Whilst my crossing through the Channel Tunnel is by car in Euro tunnel, one of the frist Indian lady, who is also my dear friend Mrs Bula Chaudhary swam the English Channel twice. It is certainly a matter of pride for Indian and personally myself as my friend Bula Chaudhary from West Bengal was the first Indian

female who swam the English Channel in 1989 and again in 1996. Bula Chowdhury started long-distance swimming in 1989 and crossed the English Channel that year. She won the 81-km (50-mile) Murshidabad Long Distance Swim in 1996, and in 1999 she crossed the English Channel again. Swam the Channel in 13 hours and 15 minutes. Joint 1,122nd fastest time out of 2,369 solo swims. In 2005 she became the first woman to have swum across sea channels off five continents—including the Strait of Gibraltar,  the Tyrrhenian sea, Cook Strait, Toroneos Gulf (Gulf of Kassándra) in Greece, the Catalina Channel off the California coast, and from Three Anchor Bay to Robben Island near Cape Town (South Africa). 

On 20thJanuary 2018 I and Bula received an award together by the President of India at Rashtrapati Bhavan, New Delhi as ‘first Ladies’ of Indian origin who set a bench mark as first in their field, amongst 112 Indian women who are the first in their fields. The government of India recognised and prepared a list as way of a book with profiles of 112 exceptional achievers “First Ladies” of Indian origin who are the first in their field and who set a bench mark. Bula received this award as the first woman to have swum across sea channels of five continents and I received this award as the first woman to drive solo through the Arctic Circle and 32 countries.
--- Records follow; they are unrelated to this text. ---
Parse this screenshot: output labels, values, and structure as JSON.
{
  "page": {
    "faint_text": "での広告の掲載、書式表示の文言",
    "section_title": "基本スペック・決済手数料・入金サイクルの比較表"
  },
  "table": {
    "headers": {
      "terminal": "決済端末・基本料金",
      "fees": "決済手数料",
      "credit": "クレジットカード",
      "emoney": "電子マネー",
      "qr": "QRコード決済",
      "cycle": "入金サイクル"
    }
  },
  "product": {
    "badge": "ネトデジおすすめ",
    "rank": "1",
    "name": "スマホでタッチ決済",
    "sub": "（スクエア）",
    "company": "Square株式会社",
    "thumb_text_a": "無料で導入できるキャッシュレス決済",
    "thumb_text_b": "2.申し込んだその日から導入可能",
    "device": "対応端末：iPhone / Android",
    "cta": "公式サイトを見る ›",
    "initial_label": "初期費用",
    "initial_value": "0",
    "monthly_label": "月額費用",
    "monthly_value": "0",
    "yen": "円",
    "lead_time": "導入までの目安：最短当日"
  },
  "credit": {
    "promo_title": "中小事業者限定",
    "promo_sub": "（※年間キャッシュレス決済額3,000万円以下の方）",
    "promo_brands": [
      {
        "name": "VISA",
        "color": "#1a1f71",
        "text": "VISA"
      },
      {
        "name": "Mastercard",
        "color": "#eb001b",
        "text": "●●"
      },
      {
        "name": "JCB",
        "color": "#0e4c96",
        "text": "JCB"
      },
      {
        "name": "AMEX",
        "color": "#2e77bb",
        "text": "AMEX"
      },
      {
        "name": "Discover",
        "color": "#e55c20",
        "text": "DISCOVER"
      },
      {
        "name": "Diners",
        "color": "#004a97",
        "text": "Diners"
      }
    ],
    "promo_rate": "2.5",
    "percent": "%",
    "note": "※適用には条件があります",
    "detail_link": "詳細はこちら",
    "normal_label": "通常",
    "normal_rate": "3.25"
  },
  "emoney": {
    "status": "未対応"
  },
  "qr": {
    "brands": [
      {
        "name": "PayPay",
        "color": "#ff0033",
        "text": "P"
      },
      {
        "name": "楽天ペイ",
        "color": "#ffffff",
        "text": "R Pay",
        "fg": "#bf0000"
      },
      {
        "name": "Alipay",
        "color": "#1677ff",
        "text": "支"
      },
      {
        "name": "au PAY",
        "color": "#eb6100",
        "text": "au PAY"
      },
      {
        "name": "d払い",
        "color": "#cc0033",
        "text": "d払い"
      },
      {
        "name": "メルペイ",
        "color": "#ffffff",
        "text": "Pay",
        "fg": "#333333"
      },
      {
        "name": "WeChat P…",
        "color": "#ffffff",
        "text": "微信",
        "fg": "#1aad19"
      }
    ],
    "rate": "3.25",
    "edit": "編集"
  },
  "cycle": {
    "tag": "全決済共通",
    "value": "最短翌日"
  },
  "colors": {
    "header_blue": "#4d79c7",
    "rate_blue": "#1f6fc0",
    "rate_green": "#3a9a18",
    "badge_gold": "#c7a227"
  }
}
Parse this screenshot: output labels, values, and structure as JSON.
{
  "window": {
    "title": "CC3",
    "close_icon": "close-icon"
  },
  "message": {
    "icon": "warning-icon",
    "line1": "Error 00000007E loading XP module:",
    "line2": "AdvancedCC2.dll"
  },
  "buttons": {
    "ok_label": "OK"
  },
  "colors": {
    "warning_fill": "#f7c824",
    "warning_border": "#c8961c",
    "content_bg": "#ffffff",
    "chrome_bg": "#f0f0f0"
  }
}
The English Channel is a major route for passenger and freight traffic. Crossings are provided by channel trains, ferry and air services. Hundreds of watercraft traverse the Strait of Dover daily; and this frequency, as well as the increase in ship size and speed, has led to the introduction of sophisticated navigational safeguard systems, including radar tracking of all ships in the strait. The Channel Tunnel linking Britain and France holds the record for the longest undersea tunnel in the world – 50km (31 miles) long. More than 20 years after its opening, it carries more than 10 million passengers a year and more than 1.6 million lorries – via its rail-based shuttle service.

One of the fastest and cheapest ways to cross the English Channel is via Eurotunnel. Whether you cross through Eurotunnel for a short excursion or as one leg of a European touring vacation and 35 minutes later you're in another country. Crossing the channel on the car transporter has to be the easiest, quickest and most comfortable way to do it ever. Boarding is a quick. The Eurotunnel Car Transporter, is a bit like driving into a garage. The inside is painted a sunny yellow and the lights stays brightly lit throughout the journey.

English Channel, also called The Channel, French La Manche, narrow arm of the Atlantic Ocean separating the southern coast of England from the northern coast of France and tapering eastward to its junction with the North Sea at the Strait of Dover (French: Pas de Calais).

From earliest times, depending on historical factors, the English Channel served as a route for, and a barrier to, invaders of Britain from the Continent. Early Stone Age people crossed the Strait of Dover; later invaders crossed the western end of the channel, trading the copper, tin, and lead they found in Devon and Cornwall, and successive Bronze and Iron Age invaders followed the same route. Julius Caesar’s invasion of 55 BC again favoured the Dover route in the east, while William the Conqueror in 1066 crossed from Normandy to Hastings. With Britain’s later loss of Normandy, the channel again became a defensive line. In the 20th century its strategic role was critical during the two world wars, particularly during the Allied invasion of France in 1944.

The idea of a channel tunnel  was first conceived in 1802, and in the late 19th century such a tunnel was actually initiated and then abandoned. In 1957 the idea was revived, and in 1973 Britain and France decided to carry out the project (the “Chunnel”) jointly. Work was begun, only to be cancelled early in 1975, but in 1978 the matter of a channel crossing was again raised, this time by the British and French national railways and the European communities. Construction resumed in 1987 on twin single-track railway tunnels and a central service tunnel for ventilation, maintenance, and emergency evacuation; by 1990 the service tunnel had been completed. The Eurotunnel (as it came to be called) connects the road and rail networks of Britain and the Continent by carrying both rail freight and automobiles. The terminals are located at Folkestone in England and Calais in France.

Although the English Channel is a feature of notable scientific interest, especially in regard to tidal movements, its location has given it immense significance over the centuries, as both a route and a barrier during the peopling of Britain and the emergence of the nation-states of modern Europe. The current English name (in general use since the early 18th century) probably derives from the designation “canal” in Dutch sea atlases of the late 16th century. Earlier names had included Oceanus Britannicus and the British Sea, and the French have regularly used La Manche (in reference to the sleevelike coastal outline) since the early 17th century.